Hail is one of those subjects which is very difficult to capture in a realist landscape painting. The question is asked of the viewer: is it snow, ice or a mistake by the artist? Phenomenal natural events, like a spectacular sunset, cause a similar reaction. I did a painting with a rainbow a few months ago (here) and the same issue arose. If I didn’t give the viewer a clue as to what the ‘white’ in the painting was, would you have assumed a lighting effect, or a light fall of snow? This is the problem. I like my painting to be able to stand alone and be accepted as it is without excuses or explanations. That is the type of painting it is, but I accept this does not apply to all paintings. At one point in the painting of this picture (see video), the hail was heavy on the ground as it had been in reality. But, as far as the viewer was concerned, it was snow. I then reduced the ‘white’ gradually by reapplying the original colour until an ambiguity existed, it could be light snow, or hail, or just dried-out undergrowth. It could survive as a ‘standard’ landscape, without the explanation, but the title ‘explains’ the rather odd white bits and why they sit in the shadow areas.

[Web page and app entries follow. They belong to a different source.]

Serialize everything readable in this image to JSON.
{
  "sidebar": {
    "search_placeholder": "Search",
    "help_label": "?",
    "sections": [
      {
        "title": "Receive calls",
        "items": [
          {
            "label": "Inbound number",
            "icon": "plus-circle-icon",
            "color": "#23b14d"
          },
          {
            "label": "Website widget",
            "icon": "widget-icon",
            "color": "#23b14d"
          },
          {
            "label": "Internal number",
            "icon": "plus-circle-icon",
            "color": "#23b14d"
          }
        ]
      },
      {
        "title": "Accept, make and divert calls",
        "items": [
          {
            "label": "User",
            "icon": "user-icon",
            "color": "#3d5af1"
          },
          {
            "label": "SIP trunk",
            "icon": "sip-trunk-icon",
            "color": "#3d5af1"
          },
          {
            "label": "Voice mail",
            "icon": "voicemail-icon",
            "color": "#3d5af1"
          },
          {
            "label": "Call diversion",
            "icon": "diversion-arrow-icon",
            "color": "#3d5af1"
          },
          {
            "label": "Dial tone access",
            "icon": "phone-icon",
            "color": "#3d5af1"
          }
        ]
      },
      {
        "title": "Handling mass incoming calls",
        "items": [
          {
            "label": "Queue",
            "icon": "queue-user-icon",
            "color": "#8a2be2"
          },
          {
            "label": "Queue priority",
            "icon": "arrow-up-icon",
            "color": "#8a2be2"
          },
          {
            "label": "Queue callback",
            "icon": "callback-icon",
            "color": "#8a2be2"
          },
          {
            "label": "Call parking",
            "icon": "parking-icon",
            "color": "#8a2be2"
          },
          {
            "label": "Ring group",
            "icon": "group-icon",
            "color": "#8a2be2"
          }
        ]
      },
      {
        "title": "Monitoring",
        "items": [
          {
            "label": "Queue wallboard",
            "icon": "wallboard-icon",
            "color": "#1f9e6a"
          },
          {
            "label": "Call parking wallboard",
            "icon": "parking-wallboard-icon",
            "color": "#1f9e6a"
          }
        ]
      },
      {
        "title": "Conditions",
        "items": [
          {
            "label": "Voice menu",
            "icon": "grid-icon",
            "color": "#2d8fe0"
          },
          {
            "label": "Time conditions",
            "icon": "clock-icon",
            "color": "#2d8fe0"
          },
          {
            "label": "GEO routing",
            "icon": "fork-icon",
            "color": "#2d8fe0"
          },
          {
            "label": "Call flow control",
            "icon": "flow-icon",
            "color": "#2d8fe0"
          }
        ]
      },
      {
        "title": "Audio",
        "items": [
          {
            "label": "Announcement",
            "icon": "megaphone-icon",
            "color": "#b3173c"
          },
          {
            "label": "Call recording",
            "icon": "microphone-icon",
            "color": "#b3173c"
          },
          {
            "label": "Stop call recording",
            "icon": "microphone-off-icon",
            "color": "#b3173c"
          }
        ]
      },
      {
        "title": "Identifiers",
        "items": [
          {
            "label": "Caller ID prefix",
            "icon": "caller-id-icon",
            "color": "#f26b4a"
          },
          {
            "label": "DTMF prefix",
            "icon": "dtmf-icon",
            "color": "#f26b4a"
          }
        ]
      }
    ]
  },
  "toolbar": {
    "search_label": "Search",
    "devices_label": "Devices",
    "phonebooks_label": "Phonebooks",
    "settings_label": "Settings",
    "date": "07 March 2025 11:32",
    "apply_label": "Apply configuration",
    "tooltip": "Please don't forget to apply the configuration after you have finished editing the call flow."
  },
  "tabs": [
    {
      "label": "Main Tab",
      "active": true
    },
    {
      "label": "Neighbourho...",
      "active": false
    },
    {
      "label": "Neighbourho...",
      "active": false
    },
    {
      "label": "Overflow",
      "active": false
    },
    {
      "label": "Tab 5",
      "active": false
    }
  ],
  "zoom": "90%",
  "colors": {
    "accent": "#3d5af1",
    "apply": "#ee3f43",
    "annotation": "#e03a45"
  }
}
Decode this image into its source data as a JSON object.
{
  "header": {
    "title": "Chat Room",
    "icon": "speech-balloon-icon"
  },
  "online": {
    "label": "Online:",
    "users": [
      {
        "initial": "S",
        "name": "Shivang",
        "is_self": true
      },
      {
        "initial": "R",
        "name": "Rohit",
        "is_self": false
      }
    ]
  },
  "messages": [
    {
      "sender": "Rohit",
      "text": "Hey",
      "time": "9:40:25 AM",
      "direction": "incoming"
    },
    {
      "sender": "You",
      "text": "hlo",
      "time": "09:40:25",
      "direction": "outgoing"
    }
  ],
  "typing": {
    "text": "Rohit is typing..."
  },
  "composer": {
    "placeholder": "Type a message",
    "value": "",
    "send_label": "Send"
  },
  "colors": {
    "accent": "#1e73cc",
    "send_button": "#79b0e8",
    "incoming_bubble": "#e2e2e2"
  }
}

The painting is quite small (11″x8″) and took about 2 hours to complete. The colours were Burnt Sienna & Raw Umber (red), Yellow Ochre (yellow) and Prussian Blue (blue), plus black and white. There was very little medium used. A tiny amount of Liquin in the final details. The initial ‘darks’ were not dark enough to create problems as the solvent evaporated, and the darker colours were some of the last bits painted and these did contain Liquin.
Here is the video of the process.
Absolutely beautiful-love the perspective!
A great painting and an excellent video. However, since you did ask, without the title I would have thought the white on the ground was just very strong sunlight catching roots and ruts, rather than being either snow or hail.
Thanks John. Isn’t this the problem, how do you paint hail, without it seen as snow or strong sunlight as you said. Tricky one!
I love this Liam. The hail, without the name, I would have thought was a little light snow but I was really drawn into the work, wanting to walk toward the end of the wooded path. Wonderful!
I’m delighted you enjoyed the ‘walk’. Thank you.
You are so very welcome.
You paint so well,can’t praise enough. Enchanting.
Thank you Indira.
You have created woods worthy of a long walk and maybe hot chocolate after, lovely!
I’m glad you enjoyed.
Beautiful painting! Just yesterday I took a photo of a path lined with trees that I plan to paint at some point…
Thank you, and I look forward to seeing your beautiful painting on your site.
The hail doesn’t matter. This is a beautiful painting and I thoroughly enjoyed the time lapse video. Sometimes we should allow the viewer to finish the painting by bringing their own experiences to mind when viewing a painting. The hail inspired you to start the painting, but it’s not the focal point now, the large old tree on the left is and then the eye travels down the path and is brought back to the foreground by the spots of hail or snow on the right. Perfection!
Thank you Doreen. I’m glad you enjoyed the post. You’re quite right, once the painting is finished, it belongs to whoever cares to view it.